The Pareto principle states that for many outcomes, roughly 80 percent of the consequences come from 20 percent of causes. If you apply that to your relationships, the top 20 percent of your relationships bring you 80 percent of your happiness and joy. Inversely, the bottom 20 percent bring 80 percent of your negative thoughts and emotions. 

So, consider the people who regularly steal your time and leave you with more negative than positive feelings—the ones who bring you down and never inspire you or cheer you on. You would almost certainly benefit from dialing back the time you spend with them. If you identify the bottom 20 percent of your relationships and phase them out, you just might find that 80 percent of your interpersonal negativity disappears.

Sounds harsh, I know, but you know what else is harsh? Feeling that you haven’t lived the life you wanted to live because of someone else. Don’t let that happen to you. 


Speaking of things that take and don’t give, what about your job? We know, you’ve got to work for a living—we do too. But if your job is making you miserable on a consistent basis, change it. In the experience-rich life you’re building, your job should be an asset that contributes to your wealth daily. We spend an average of 90,000 hours at work, equating to one-third of our lives So, if at all possible, you might as well make work something you enjoy. 

You might be able to make your existing job better by collaborating with your employer to change certain aspects of it. Maybe you need to switch roles, adjust your schedule, or transfer to a different location. Maybe you want more responsibility and challenge. Maybe you need to get away from a toxic boss or teammates. If small changes could make a big difference, don’t wait around—ask if they’re possible. 

But sometimes those adjustments aren’t possible or aren’t enough, in which case, it’s time for a new job. It’s not a crazy proposition. People do it all the time. Polish your resume, get on LinkedIn, and check out job postings. Want to start your own business? Do the research. Can you take out a loan? Any potential partners? Know anyone who might invest in you? Ask. Shamelessly. 

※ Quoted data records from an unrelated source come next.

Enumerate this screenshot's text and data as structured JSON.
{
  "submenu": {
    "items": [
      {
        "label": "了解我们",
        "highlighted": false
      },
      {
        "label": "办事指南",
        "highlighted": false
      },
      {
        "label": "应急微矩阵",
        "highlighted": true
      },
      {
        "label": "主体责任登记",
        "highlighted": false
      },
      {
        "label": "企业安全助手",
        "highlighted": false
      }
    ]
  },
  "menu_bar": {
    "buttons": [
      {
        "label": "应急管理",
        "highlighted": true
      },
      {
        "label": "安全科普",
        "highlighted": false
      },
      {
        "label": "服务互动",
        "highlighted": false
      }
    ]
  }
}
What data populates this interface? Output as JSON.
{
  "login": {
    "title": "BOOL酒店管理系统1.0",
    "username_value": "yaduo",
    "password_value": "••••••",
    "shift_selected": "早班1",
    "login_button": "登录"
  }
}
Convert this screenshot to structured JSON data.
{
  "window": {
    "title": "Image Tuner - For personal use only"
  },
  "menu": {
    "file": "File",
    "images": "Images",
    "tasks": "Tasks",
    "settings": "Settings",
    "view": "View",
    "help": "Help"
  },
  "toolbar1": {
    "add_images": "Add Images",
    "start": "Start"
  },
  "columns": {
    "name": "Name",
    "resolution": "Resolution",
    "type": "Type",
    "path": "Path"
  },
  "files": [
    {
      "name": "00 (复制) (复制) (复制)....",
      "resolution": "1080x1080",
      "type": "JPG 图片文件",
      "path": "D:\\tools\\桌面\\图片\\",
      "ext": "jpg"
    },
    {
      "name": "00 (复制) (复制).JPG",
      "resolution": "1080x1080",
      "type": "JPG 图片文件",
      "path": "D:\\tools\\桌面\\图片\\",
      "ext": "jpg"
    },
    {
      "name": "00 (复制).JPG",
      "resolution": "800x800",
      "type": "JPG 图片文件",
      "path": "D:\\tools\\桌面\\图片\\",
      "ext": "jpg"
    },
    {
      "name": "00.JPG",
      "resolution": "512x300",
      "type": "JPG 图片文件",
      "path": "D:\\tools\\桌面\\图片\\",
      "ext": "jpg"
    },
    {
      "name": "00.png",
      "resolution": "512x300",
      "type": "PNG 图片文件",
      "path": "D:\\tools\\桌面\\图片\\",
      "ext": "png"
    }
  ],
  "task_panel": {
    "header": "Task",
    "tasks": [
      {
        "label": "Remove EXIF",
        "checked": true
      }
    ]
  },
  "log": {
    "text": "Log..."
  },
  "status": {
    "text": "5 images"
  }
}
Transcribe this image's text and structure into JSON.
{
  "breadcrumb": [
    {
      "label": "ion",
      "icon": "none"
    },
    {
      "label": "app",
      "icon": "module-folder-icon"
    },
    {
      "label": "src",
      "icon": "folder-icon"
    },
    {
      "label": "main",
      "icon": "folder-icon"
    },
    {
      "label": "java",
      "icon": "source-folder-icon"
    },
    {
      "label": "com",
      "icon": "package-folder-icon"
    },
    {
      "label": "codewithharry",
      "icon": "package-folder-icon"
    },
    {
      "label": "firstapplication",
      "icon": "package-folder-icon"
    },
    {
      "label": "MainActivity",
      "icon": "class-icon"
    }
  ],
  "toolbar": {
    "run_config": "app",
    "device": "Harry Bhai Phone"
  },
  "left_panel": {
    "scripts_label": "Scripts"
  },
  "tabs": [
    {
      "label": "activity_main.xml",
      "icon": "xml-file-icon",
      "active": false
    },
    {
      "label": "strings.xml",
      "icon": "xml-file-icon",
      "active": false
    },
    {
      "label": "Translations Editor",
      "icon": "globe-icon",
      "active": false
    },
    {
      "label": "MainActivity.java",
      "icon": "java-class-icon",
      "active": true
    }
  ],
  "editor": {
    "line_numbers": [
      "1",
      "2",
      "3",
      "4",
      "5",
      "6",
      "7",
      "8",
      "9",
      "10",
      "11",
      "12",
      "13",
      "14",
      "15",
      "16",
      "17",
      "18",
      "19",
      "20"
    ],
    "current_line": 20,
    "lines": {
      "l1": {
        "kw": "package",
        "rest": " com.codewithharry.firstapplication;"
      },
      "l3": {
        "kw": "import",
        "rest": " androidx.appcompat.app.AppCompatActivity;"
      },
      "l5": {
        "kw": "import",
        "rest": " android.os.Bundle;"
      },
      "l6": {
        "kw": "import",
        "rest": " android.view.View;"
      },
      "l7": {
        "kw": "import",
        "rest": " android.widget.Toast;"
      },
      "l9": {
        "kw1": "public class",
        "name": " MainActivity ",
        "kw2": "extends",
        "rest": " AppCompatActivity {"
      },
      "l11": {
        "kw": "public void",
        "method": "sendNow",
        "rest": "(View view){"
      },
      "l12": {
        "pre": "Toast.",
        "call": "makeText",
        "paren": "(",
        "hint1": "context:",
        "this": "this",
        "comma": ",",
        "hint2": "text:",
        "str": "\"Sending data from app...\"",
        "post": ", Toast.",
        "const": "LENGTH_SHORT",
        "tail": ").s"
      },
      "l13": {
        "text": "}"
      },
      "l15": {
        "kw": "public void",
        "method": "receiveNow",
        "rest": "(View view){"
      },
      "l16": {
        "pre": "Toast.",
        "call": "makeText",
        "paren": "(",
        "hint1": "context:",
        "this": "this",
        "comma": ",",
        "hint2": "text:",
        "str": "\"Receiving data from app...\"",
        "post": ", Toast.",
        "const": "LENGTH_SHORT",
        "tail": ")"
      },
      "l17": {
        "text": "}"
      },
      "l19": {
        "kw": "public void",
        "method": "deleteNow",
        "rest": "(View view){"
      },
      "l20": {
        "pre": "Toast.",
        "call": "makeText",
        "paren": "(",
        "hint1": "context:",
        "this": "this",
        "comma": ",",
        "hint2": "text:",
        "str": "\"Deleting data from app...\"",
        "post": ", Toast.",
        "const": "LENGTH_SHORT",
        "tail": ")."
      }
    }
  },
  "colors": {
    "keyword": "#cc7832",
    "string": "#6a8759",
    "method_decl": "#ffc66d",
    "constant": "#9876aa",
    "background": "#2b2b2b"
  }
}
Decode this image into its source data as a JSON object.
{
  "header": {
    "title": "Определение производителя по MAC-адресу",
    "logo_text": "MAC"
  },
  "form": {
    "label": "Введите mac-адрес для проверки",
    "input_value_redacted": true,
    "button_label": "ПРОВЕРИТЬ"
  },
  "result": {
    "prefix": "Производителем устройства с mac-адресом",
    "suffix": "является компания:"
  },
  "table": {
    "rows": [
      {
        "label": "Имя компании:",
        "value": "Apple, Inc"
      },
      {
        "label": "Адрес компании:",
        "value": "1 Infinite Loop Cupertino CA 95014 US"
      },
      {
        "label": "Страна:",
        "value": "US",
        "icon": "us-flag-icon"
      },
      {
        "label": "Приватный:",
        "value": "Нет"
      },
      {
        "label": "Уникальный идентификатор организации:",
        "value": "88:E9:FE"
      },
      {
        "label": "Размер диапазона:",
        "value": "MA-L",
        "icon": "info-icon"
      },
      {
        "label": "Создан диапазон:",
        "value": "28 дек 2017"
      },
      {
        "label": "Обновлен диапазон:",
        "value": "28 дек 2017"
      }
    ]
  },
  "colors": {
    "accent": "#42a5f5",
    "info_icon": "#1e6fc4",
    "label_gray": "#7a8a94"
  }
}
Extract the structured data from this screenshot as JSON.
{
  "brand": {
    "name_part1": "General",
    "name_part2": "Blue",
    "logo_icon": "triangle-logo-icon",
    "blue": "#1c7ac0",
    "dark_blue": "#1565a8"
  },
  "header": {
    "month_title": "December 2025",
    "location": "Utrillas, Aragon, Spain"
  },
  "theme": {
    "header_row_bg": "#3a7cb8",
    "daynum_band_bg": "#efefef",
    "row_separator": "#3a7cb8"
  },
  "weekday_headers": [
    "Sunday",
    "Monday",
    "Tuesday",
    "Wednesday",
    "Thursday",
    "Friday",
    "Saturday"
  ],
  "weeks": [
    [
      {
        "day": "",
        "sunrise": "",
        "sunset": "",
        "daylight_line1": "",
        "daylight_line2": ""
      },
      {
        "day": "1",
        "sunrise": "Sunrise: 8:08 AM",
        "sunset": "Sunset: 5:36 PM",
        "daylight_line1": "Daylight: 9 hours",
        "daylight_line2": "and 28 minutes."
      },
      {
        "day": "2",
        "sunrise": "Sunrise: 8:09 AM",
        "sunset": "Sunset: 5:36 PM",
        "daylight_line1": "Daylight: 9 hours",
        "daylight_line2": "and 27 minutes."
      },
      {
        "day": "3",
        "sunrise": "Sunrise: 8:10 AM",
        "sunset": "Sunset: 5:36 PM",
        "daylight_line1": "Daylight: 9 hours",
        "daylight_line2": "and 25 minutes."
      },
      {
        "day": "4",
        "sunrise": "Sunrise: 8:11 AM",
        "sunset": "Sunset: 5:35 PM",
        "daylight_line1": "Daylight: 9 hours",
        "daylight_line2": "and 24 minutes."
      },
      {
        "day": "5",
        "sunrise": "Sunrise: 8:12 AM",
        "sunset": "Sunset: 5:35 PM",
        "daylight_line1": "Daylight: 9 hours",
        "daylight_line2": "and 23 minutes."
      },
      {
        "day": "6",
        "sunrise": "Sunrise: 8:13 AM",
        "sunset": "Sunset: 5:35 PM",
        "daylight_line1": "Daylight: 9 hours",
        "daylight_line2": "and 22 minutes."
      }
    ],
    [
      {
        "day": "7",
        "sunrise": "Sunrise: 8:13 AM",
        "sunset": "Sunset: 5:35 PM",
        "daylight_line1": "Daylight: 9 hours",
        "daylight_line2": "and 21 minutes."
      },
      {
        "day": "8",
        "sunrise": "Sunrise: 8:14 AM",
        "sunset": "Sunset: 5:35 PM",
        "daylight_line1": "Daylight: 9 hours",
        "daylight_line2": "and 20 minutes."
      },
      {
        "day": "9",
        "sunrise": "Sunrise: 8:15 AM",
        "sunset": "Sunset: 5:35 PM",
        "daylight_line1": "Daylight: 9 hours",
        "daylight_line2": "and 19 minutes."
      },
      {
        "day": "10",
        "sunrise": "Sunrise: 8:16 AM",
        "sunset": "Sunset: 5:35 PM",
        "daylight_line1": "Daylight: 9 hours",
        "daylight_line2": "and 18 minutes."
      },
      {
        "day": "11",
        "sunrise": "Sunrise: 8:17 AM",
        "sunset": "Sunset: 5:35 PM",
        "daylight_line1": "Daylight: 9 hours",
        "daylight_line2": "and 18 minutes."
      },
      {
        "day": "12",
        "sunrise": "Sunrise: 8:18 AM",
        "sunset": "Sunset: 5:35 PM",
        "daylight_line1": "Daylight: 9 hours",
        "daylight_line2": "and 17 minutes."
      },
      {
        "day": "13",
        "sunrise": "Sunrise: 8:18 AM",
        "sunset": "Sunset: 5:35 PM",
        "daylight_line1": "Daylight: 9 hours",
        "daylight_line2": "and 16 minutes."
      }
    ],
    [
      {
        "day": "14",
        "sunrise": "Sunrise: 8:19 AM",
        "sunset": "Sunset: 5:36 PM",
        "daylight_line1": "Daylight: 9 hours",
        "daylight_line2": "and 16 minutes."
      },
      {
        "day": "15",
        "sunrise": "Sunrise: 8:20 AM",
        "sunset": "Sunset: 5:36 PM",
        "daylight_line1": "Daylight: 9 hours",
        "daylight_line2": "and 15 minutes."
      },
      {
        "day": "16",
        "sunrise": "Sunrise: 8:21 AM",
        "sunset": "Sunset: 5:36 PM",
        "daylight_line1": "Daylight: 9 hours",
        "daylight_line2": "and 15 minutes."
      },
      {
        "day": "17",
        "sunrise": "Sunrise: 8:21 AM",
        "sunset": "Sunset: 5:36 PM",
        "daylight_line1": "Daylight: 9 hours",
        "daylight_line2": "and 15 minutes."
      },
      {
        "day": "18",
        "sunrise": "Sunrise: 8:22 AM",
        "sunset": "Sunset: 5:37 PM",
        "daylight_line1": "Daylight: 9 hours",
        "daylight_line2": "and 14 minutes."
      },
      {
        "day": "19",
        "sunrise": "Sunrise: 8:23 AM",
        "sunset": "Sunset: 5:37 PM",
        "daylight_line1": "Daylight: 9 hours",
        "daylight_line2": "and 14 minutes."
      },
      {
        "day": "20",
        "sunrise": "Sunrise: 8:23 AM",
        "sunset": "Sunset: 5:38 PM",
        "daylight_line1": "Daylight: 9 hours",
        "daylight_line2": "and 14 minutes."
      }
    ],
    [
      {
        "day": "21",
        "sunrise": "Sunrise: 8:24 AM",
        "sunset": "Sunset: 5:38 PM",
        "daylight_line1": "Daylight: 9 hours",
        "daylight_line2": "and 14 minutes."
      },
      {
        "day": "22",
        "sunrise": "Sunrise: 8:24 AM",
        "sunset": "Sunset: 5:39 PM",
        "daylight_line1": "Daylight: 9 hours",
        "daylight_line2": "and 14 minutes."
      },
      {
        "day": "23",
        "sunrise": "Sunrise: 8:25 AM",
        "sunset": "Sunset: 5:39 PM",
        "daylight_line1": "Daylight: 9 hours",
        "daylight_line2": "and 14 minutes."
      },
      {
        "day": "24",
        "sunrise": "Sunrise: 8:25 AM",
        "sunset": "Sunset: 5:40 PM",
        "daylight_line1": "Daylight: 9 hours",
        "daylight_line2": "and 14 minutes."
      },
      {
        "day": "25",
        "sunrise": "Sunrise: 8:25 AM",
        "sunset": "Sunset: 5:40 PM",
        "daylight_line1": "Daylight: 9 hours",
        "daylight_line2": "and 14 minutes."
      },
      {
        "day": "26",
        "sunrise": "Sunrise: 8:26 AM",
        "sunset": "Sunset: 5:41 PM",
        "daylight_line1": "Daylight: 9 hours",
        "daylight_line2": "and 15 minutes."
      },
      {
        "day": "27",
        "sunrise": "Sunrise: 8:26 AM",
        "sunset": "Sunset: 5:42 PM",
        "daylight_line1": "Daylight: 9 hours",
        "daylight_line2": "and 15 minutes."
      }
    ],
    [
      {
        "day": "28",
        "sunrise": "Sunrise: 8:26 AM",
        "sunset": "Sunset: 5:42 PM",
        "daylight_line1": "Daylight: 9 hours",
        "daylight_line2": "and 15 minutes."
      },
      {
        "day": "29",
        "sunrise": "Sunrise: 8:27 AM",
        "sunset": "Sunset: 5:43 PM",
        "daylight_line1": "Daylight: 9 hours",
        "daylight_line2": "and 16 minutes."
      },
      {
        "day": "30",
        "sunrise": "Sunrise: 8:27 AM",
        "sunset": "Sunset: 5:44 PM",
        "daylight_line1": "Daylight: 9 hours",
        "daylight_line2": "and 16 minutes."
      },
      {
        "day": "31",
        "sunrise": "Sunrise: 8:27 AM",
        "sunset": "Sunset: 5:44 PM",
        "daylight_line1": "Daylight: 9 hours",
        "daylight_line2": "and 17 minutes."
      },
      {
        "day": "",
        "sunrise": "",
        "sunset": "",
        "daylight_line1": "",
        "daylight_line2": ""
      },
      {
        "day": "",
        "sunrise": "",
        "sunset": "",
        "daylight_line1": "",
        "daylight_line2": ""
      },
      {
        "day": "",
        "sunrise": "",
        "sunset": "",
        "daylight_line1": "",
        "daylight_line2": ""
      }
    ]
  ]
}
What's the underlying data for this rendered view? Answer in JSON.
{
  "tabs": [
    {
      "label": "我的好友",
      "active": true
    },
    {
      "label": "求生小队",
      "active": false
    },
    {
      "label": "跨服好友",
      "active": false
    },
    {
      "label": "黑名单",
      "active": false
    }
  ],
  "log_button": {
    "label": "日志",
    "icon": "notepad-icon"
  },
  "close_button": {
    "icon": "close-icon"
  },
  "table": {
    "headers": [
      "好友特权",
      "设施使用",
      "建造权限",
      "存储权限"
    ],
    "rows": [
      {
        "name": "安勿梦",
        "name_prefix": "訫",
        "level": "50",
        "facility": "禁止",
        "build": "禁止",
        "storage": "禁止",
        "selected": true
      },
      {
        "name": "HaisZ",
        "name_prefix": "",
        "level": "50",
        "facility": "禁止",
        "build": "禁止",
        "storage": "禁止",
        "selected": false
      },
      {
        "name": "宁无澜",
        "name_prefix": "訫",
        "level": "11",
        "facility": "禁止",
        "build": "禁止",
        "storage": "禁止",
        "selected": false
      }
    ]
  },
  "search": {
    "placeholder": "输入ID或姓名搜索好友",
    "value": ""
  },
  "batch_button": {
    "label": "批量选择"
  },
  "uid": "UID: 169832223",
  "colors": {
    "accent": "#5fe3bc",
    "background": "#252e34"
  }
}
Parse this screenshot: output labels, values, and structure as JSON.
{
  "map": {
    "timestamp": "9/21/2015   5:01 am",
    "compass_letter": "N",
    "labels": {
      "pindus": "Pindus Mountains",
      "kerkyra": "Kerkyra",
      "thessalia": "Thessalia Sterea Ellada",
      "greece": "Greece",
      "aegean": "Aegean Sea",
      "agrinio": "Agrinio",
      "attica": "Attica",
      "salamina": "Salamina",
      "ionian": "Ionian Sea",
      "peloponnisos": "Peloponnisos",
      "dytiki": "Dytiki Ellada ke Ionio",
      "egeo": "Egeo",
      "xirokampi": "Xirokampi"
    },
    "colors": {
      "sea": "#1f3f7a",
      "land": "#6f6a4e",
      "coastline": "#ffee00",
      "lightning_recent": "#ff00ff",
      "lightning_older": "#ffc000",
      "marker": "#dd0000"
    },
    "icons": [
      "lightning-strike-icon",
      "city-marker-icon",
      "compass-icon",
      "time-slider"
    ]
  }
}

None of this is easy, it’s true. When work becomes a time thief, the problem might not get solved overnight—but the sooner you start talking to people and making moves, the sooner your path forward will become clear. And if you do that, you might be surprised at what happens.